"In this curious, wonderfully intelligent novel, Karen Joy Fowler brings to life a most unusual family. Wonderful Fern, wonderful Rosemary! Through them we feel what it means to be a human animal."—Andrea Barrett, author of Servants of the Map and Ship Fever
“Karen Joy Fowler has written the book she's always had in her to write. With all the quiet strangeness of her amazing Sarah Canary, and all the breezy wit and skill of her beloved Jane Austen Book Club, and a new, urgent gravity, she has told the story of an American family. An unusual family—but aren't all families unusual? A very American, an only-in-America family—and yet an everywhere family, whose children, parents, siblings, love one another very much, and damage one another badly. Does the love survive the damage? Will human beings survive the damage they do to the world they love so much? This is a strong, deep, sweet novel.”—Ursula K. Le Guin, author of Lavinia, The Unreal and the Real, and the Earthsea Cycle
“We Are All Completely Beside Ourselves is a dark cautionary tale hanging out, incognito-style, in what at first seems a traditional family narrative. It is anything but. This novel is deliciously jaunty in tone and disturbing in material. Karen Joy Fowler tells the story of how one animal—the animal of man—can simultaneously destroy and expand our notion of what is possible.”—Alice Sebold, New York Times-bestselling author of The Lovely Bones and The Almost Moon

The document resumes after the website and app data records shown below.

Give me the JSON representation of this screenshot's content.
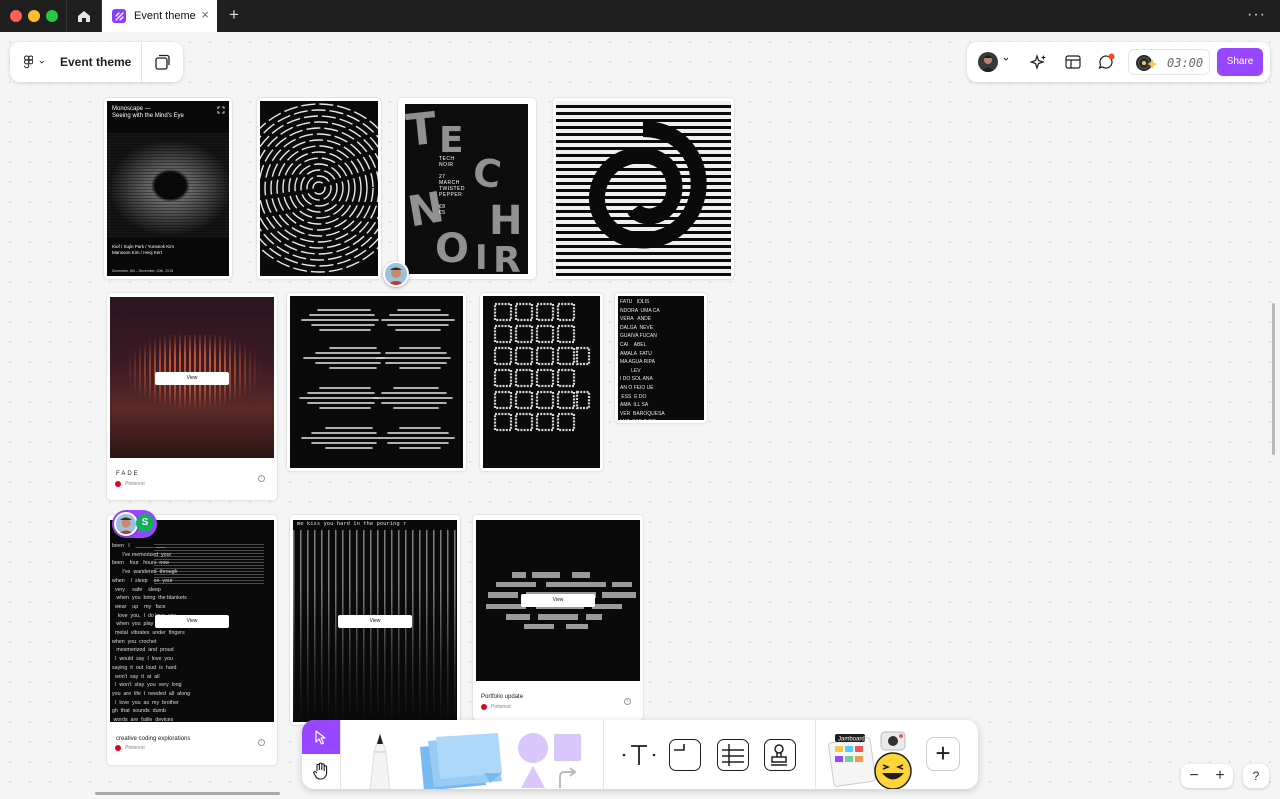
{
  "window": {
    "tab_title": "Event theme",
    "tab_close": "×",
    "new_tab": "+",
    "more": "···"
  },
  "file_bar": {
    "file_name": "Event theme"
  },
  "right_bar": {
    "timer": "03:00",
    "share_label": "Share",
    "accent_color": "#9747ff"
  },
  "cards": {
    "monoscape": {
      "title": "Monoscape —\nSeeing with the Mind's Eye",
      "credits": "Kiof / Sujin Park / Yunseok Kim\nMansoon Kim / Heoj Kert",
      "dates": "December, 6th – December, 20th, 2015"
    },
    "technoir": {
      "lines": "TECH\nNOIR\n\n27\nMARCH\nTWISTED\nPEPPER\n\n€8\n€5"
    },
    "fade": {
      "view_label": "View",
      "title": "FADE",
      "source": "Pinterest"
    },
    "words": {
      "text": "FATU   IOLIS\nNDORA  UMA CA\nVERA   ANDE\nDALGA  NEVE\nGUAIVA FUCAN\nCAI    ABEL\nAMALA  FATU\nMA AGUA RIPA\n        LEV\nI DO SOL ANA\nAN O FEIO UE\n ESS  E DO\nAMA  ILL SA\nVER  BAROQUESA\nLUZ  SAE E DO\nA DOMINA UMA\n  JO  VESTE RINA\n  A MUNDO DE JACA\n  FAMEI  AO\n  DE BRUNE POULAIN\n  NUA  AMO CABECA\nTE AMOR  MONSTROS"
    },
    "creative": {
      "view_label": "View",
      "title": "creative coding explorations",
      "source": "Pinterest",
      "poem": "been   I    ______  ___\n       I've memorized  your\nbeen    four   hours  now\n       I've  wandered  through\nwhen    I  sleep    on  your\n  very     safe    sleep\n   when  you  bring  the blankets\n  wear    up    my   face\n    love  you,  I  do love  you\n   when  you  play  guitar\n  metal  vibrates  under  fingers\nwhen  you  crochet\n   mesmerized  and  proud\n  I  would  say  I  love  you\nsaying  it  out  loud  is  hard\n  won't  say  it  at  all\n  I  won't  stay  you  very  long\nyou  are  life  I  needed  all  along\n  I  love  you  as  my  brother\ngh  that  sounds  dumb\n words  are  futile  devices"
    },
    "matrix": {
      "view_label": "View",
      "header": "me  kiss  you  hard  in  the  pouring  r"
    },
    "portfolio": {
      "view_label": "View",
      "title": "Portfolio update",
      "source": "Pinterest"
    }
  },
  "collaborators": {
    "s_initial": "S"
  },
  "dock": {
    "stamp_label": "Jamboard"
  },
  "zoom": {
    "out": "−",
    "in": "+",
    "help": "?"
  }
}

“You know how people say something is incredible or unbelievable when they mean it's excellent? Well, Karen Joy Fowler's new book is excellent: utterly believable and completely credible - a funny, moving, entertaining novel that is also an important and unblinking review of a shameful chapter in the history of science.”—Dr. Mary Doria Russell, biological anthropologist and author of The Sparrow and Doc
“It’s been years since I’ve felt so passionate about a book. When I finished at 3 a.m., I wept, then I woke up the next morning, reread the ending, and cried all over again.” —Ruth Ozeki, author of My Year of Meats and A Tale for the Time Being
"This unforgettable novel is a dark and beautiful journey into the heart of a family, an exploration of the meanings of memory, a study of what it means to be 'human.' In the end the book doesn't just break your heart; it takes your heart and won't give it back."—Dan Chaon, author of Await Your Reply and Stay Awake
“It really is impossible to do justice here in a blurb. This is a funny, stingingly smart, and heartbreaking book. Among other things, it's about love, family, loss, and secrets; the acquisition and the loss of language. It's also about two sisters, Rosemary and Fern, who are unlike any other sisters you've ever met before.”—Kelly Link, author of Stranger Things Happen and Pretty Monsters